You may recall a world class transformer, R. Buckminster Fuller, who is perhaps best known as the inventor of the geodesic dome. However, Fuller was also a philosopher, engineer, poet, educator and Renaissance man. He talked about living his life as an experiment designed to discover how he might benefit humankind. He formalized this experiment by referring to himself as Guinea Pig B. With this life-changing approach, Fuller was able to engage deeply in a myriad of endeavors. He filled his life with novelty and fostered in himself wide-ranging intellectual and emotional involvement. His ideas and inventions did indeed benefit humankind, thus fulfilling his experiment’s mission.

Be like Bucky Fuller and live your life as an experiment, engaging in all you do and harvesting more of the infinite possibilities available to you. When we engage in our life project as our personal experiment, we make discoveries—a key element of the Transformed process.

-from Transformed! The Science of Spectacular Living

If you’re ready for a more engaged, more fulfilling life of getting what you want, join us for an upcoming workshop or event. Our free workshops on Emotional Intelligence or a free coaching consultation can help guide you toward your next steps. Please visit us at The Wright Foundation for more information!


About the Author

Dr. Bob Wright is an internationally recognized visionary, educator, program developer, leadership and sales executive, best-selling author and speaker. He is a co-founder of Wright and the Wright Graduate University.


Liked this post and want more? Sign up for updates – free!

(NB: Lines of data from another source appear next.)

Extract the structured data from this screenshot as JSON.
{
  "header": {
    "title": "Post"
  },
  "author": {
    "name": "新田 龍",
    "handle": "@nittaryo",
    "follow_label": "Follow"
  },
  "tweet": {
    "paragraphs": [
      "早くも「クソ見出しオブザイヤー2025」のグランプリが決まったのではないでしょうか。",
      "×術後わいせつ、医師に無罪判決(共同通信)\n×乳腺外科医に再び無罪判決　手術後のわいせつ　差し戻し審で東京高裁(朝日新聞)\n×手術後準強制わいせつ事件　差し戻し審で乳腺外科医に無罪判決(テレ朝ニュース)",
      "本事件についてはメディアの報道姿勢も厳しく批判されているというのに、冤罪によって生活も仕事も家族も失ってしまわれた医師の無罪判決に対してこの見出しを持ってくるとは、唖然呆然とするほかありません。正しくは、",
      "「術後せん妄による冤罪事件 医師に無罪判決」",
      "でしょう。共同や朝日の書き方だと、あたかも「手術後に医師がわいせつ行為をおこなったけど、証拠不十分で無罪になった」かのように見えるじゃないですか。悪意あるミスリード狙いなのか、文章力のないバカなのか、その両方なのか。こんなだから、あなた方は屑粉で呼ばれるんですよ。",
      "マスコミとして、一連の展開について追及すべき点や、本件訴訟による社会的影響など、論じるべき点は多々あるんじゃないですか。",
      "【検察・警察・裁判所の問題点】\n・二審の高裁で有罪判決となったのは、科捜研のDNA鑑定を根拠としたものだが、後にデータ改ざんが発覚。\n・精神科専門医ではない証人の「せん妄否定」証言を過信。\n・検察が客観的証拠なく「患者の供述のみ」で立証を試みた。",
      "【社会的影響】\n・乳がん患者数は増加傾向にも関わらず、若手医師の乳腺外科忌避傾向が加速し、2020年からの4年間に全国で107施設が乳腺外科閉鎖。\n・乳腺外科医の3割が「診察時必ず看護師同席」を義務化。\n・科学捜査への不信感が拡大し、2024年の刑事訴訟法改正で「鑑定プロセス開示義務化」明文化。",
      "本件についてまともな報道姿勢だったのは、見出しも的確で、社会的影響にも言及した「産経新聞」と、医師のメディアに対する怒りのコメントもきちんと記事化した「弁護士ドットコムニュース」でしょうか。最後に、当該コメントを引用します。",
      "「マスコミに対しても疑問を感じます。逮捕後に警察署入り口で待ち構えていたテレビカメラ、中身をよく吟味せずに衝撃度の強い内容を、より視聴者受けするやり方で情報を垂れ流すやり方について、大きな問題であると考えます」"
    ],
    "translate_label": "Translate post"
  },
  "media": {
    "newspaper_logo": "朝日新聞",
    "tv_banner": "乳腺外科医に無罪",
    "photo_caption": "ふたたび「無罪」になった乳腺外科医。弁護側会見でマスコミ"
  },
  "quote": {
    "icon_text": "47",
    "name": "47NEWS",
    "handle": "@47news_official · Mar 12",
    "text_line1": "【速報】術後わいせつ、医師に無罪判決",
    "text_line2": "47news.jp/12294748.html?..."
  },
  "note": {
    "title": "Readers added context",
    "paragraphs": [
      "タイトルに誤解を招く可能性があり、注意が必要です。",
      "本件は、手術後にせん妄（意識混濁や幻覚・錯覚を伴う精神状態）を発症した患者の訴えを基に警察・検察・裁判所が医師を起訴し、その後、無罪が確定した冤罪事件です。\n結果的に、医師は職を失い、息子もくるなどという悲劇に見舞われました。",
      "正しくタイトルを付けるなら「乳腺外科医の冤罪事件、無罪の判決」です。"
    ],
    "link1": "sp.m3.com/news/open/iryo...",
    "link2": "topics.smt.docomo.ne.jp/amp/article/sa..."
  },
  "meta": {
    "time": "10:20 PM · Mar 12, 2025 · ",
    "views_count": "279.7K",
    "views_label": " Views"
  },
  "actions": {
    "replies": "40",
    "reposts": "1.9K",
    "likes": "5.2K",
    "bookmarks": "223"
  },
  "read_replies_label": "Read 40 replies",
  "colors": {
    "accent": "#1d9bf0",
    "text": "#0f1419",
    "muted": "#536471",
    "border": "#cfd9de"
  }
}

The Wright Foundation for the Realization of Human Potential is a leadership institute located in Chicago, Illinois. Wright Living performative learning programs are integrated into the curriculum at Wright Graduate University.